Significance[edit]

Lloyd Corp v. Tanner lead to the Pruneyard Shopping Center v. Robins (1980) where high school students petitioned against the U.N resolution “Zionism is Racism”. The court sided with the First Amendment to the United States Constitution saying that it didn’t violate the mall’s rights under the U.S Constitution.[1] However, the court reaffirmed its decision in the previous cases of Lloyd v. Tanner and National Labor Relations Board leaving the decision up to the states own constitution. With Richard Nixon's appointees to Supreme Court it became more conservative than it had been in Amalgamated Food Employees Union Local 590 v. Logan Valley Plaza where it upheld that shopping center sidewalks were equivalent to public sidewalks allowing union works to strike and be protected under the First Amendment.

The Berger court reversed many of the liberal decisions after Lloyd Corp v. Tanner Justice Marshall said in his dissent after the case, “Only the wealthy may find effective communication possible unless we adhere to Marsh v. Alabama…” Both Justice Marshall and New Jersey Supreme Court Justice Marie L. Garibaldi noticed that the underlying truth of the matter could be undermining freedom. The New Jersey Supreme Court reaffirmed its decision that the state’s constitution protected those who protested the Persian Gulf War. Writing after the case, Chief Justice Robert Wilentz wrote, “… no use is more closely associated with the old downtown than leafleting.”[1] The court only upheld its opinion when it came to anti-war distribution. Other means which include but not limited to: Bullhorns and pickets. Since Pruneyard Shopping Center v. Robbins only six states have protected their citizens free speech rights in court.

See also[edit]

References[edit]

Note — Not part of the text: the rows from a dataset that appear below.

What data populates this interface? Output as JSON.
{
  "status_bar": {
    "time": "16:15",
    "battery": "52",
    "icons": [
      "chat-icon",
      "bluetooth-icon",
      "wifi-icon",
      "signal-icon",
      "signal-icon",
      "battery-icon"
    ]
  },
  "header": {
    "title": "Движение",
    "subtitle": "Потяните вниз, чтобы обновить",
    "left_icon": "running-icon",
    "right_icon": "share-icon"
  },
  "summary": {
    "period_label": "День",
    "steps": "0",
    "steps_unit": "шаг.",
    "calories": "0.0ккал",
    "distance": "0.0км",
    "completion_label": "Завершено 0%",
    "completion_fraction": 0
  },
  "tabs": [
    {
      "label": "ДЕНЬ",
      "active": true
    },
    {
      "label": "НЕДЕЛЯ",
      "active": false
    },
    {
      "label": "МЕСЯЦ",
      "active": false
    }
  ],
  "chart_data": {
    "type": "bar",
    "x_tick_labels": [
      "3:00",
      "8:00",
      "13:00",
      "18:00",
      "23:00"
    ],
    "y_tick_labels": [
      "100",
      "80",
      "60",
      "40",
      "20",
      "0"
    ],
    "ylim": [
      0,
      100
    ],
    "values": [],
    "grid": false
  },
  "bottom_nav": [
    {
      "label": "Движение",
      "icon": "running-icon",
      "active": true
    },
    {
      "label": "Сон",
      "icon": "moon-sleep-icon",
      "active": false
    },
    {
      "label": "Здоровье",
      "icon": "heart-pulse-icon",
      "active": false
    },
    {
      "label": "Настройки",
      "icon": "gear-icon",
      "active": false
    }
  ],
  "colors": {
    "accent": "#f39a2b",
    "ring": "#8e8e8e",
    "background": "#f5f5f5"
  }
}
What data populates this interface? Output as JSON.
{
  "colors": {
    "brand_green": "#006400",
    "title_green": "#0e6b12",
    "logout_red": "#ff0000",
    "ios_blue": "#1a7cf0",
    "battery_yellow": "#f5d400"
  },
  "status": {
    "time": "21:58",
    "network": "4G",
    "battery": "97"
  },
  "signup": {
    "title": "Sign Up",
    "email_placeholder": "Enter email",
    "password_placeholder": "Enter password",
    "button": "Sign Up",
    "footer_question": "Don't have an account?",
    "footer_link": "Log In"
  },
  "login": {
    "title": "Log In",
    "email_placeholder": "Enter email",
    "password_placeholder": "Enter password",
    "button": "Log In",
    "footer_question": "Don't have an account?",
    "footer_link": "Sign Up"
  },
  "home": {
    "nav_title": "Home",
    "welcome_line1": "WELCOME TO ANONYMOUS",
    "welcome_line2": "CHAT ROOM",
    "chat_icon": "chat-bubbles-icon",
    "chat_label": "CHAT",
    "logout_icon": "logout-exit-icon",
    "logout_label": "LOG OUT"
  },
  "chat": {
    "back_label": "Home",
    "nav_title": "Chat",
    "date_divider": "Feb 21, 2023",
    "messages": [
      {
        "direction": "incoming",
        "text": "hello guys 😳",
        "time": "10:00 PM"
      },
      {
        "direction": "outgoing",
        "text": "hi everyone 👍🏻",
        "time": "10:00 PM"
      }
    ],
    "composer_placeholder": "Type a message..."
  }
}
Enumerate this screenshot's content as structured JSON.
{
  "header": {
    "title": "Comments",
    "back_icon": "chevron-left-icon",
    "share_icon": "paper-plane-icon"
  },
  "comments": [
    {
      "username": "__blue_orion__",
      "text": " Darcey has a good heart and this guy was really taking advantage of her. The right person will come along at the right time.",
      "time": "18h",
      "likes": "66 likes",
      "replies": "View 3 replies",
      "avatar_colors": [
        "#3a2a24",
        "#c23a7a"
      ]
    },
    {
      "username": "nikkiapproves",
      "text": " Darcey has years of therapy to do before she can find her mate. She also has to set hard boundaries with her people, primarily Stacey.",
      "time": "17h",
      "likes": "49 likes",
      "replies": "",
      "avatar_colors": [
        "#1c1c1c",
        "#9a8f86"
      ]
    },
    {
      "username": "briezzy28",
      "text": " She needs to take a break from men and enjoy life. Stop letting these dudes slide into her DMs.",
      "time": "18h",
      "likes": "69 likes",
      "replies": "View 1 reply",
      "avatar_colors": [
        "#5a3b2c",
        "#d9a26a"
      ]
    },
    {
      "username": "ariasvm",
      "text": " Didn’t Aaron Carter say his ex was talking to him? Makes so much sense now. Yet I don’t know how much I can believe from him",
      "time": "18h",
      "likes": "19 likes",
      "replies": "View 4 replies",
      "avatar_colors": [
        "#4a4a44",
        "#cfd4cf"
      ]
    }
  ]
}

  1. ^ a b c Cohen, Lizabeth (October 1996). "From Town Center to Shopping Center: The Reconfiguration of Community Marketplaces in Postwar America". The American Historical Review. 101 (4): 1050. doi:10.2307/2169634. JSTOR 2169634.

External links[edit]